The pundit is a persona that emerges from the ‘meta-coverage’ or horse race journalism of cable news. This is a kind of journalism that is more concerned with describing how the game of politics work, than in explaining and interrogating the ideas of the political class. The voice of the tweeter seems less interested in reflecting on the world, than in rapidly decomposing other people’s views of the world.
News on Twitter is fast and corrosive. In the past couple of years I have stopped buying newspapers, stopped watching broadcast television altogether, and pretty much stopped listening to radio. My news consumption is Twitter and podcasts. I’m not alone.
We are rapidly dismantling a culture of ‘news’ that came to dominate everyday life in the democratic mass societies of the twentieth century.
One thing that ‘news’ did during the twentieth century was play a role in shaping mass identities and shared ways of life that millions of people identified with. This made democratic societies possible. For all its shortcomings, this system of mass media representation created a kind of fabric that held enormous groups of people together.
Twitter is startling because it is a media platform where we do not participate in creating a shared narrative. Twitter is instead a machine for dismantling the possibility that shared narratives might emerge. This weekend The New York Times wrote a kind of ridiculous profile about Evan Williams, the co-founder of Twitter:
Evan Williams is the guy who opened up Pandora’s box. Until he came along, people had few places to go with their overflowing emotions and wild opinions, other than writing a letter to the newspaper or haranguing the neighbors.
Mr. Williams — a Twitter founder, a co-creator of Blogger — set everyone free, providing tools to address the world. In the history of communications technology, it was a development with echoes of Gutenberg.
It is surprising to see a paper as sober as The New York Times compare Twitter to the printing press. That said, Twitter does share in common with the printing press a massive explosion in the volume and qualities of public speech. And with that, a fundamental shift in how we represent our world.
In the wild, chaotic, repetitive, snarky, violent feeds of Twitter I more and more feel like I’m looking at the programmatic destruction of a system of representation.
Representation becomes less a social process for making sense of our shared experience, and more a system to be dissected and debunked.
This was not how participatory media was meant to turn out, it was meant to foster a new age of representation. One which, by allowing the expression of more diverse voices, would enable a better reflection of our lived experience.
Williams offered The New York Times a frank admission about the withering of that dream:
“I thought once everybody could speak freely and exchange information and ideas, the world is automatically going to be a better place,” Mr. Williams says. “I was wrong about that.”
Journalism is always a public form of speech that is produced historically, conditioned by politics, culture and technology.

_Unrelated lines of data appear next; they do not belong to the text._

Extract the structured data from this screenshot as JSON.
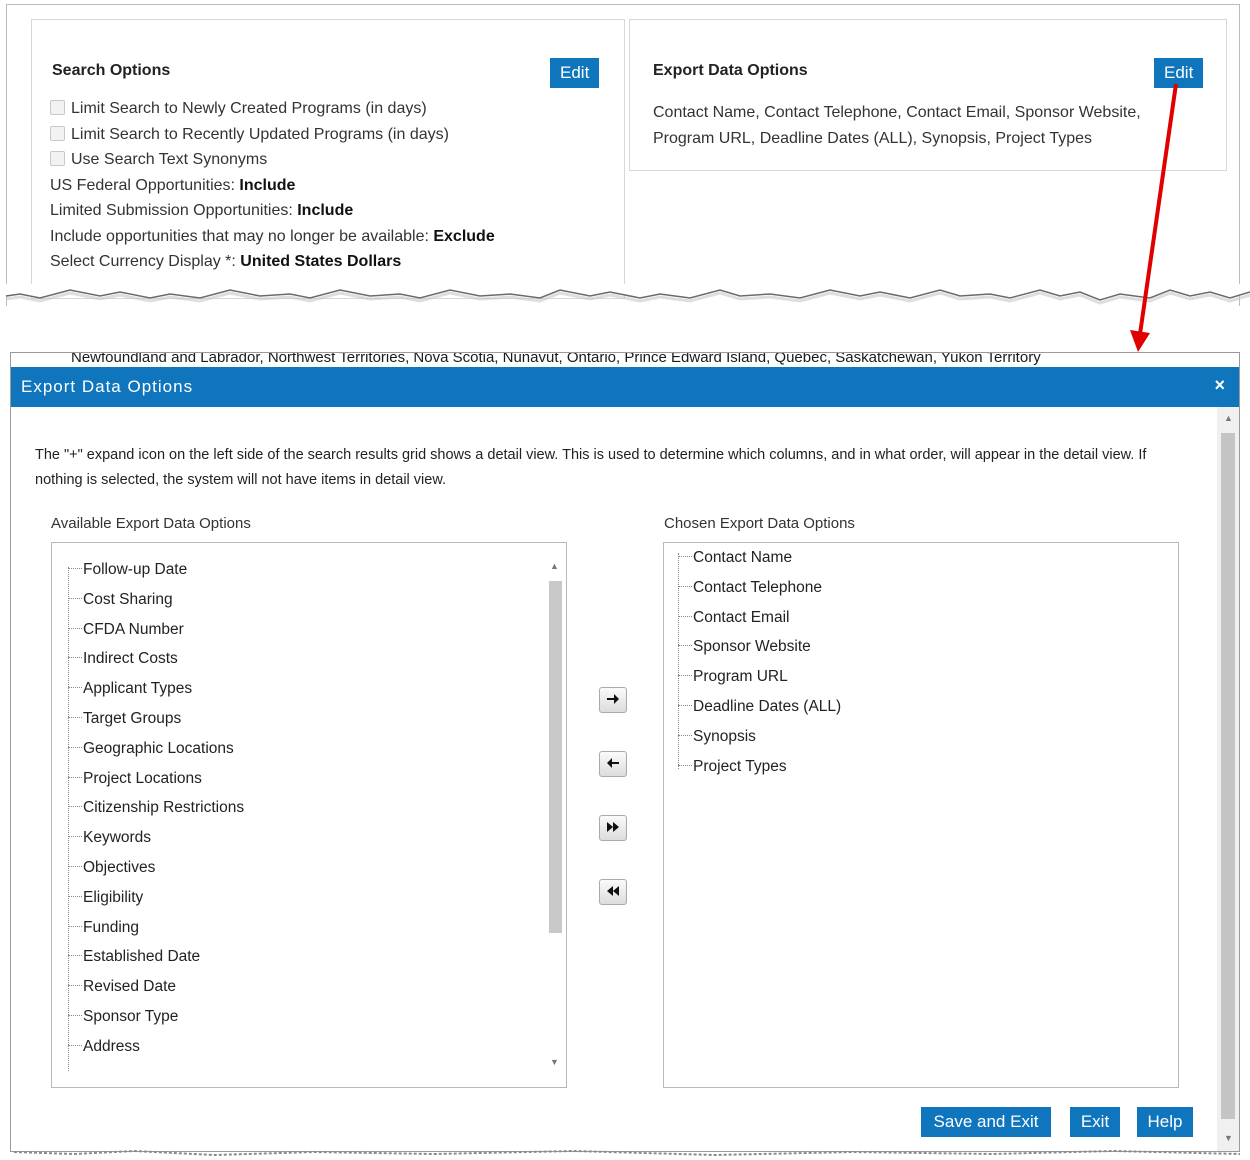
{
  "search_options": {
    "title": "Search Options",
    "edit_label": "Edit",
    "checkboxes": [
      "Limit Search to Newly Created Programs (in days)",
      "Limit Search to Recently Updated Programs (in days)",
      "Use Search Text Synonyms"
    ],
    "settings": [
      {
        "label": "US Federal Opportunities: ",
        "value": "Include"
      },
      {
        "label": "Limited Submission Opportunities: ",
        "value": "Include"
      },
      {
        "label": "Include opportunities that may no longer be available: ",
        "value": "Exclude"
      },
      {
        "label": "Select Currency Display *: ",
        "value": "United States Dollars"
      }
    ]
  },
  "export_options": {
    "title": "Export Data Options",
    "edit_label": "Edit",
    "summary": "Contact Name, Contact Telephone, Contact Email, Sponsor Website, Program URL, Deadline Dates (ALL), Synopsis, Project Types"
  },
  "background_text": "Newfoundland and Labrador, Northwest Territories, Nova Scotia, Nunavut, Ontario, Prince Edward Island, Quebec, Saskatchewan, Yukon Territory",
  "dialog": {
    "title": "Export Data Options",
    "close_glyph": "×",
    "description": "The \"+\" expand icon on the left side of the search results grid shows a detail view. This is used to determine which columns, and in what order, will appear in the detail view. If nothing is selected, the system will not have items in detail view.",
    "available_label": "Available Export Data Options",
    "chosen_label": "Chosen Export Data Options",
    "available_items": [
      "Follow-up Date",
      "Cost Sharing",
      "CFDA Number",
      "Indirect Costs",
      "Applicant Types",
      "Target Groups",
      "Geographic Locations",
      "Project Locations",
      "Citizenship Restrictions",
      "Keywords",
      "Objectives",
      "Eligibility",
      "Funding",
      "Established Date",
      "Revised Date",
      "Sponsor Type",
      "Address"
    ],
    "chosen_items": [
      "Contact Name",
      "Contact Telephone",
      "Contact Email",
      "Sponsor Website",
      "Program URL",
      "Deadline Dates (ALL)",
      "Synopsis",
      "Project Types"
    ],
    "move_buttons": {
      "add": "➔",
      "remove": "🡐",
      "add_all": "⏵⏵",
      "remove_all": "⏴⏴"
    },
    "buttons": {
      "save_exit": "Save and Exit",
      "exit": "Exit",
      "help": "Help"
    }
  },
  "colors": {
    "accent": "#0f75bc",
    "arrow": "#e00000"
  }
}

News will persist. Our challenge is to figure out how to create a culture of news that doesn’t just stimulate our reactions, and cultivate our disbelief, but rather fosters our capacity to understand each other.
I deleted Twitter over summer. I’m going to delete it again. I’ve had it back on my phone for two weeks, and I think I'm going to delete it again. Its mood is dark, frantic and unsettling.

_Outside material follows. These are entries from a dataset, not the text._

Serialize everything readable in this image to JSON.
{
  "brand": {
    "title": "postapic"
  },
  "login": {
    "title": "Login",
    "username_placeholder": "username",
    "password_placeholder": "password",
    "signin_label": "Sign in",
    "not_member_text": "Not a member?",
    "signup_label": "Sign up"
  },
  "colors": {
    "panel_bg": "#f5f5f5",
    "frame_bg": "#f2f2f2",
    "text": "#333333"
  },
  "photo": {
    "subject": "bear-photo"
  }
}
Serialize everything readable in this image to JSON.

Ten years after its invention it might have been easy to see what the printing press would disrupt, but perhaps lest clear what it would facilitate and enable. We live in a similar moment. It is clear what media platforms like Twitter dissolve, and it is also clear that the participatory culture they promised will not be what the one that they create.
The present moment calls for us to tackle the platforms that program public culture: Twitter, Facebook and Google. To address them now as public institutions that we each have a stake in because they are the architecture that will either thwart or enable our capacity to give an account of our lives, to understand the lives of others and imagine our futures.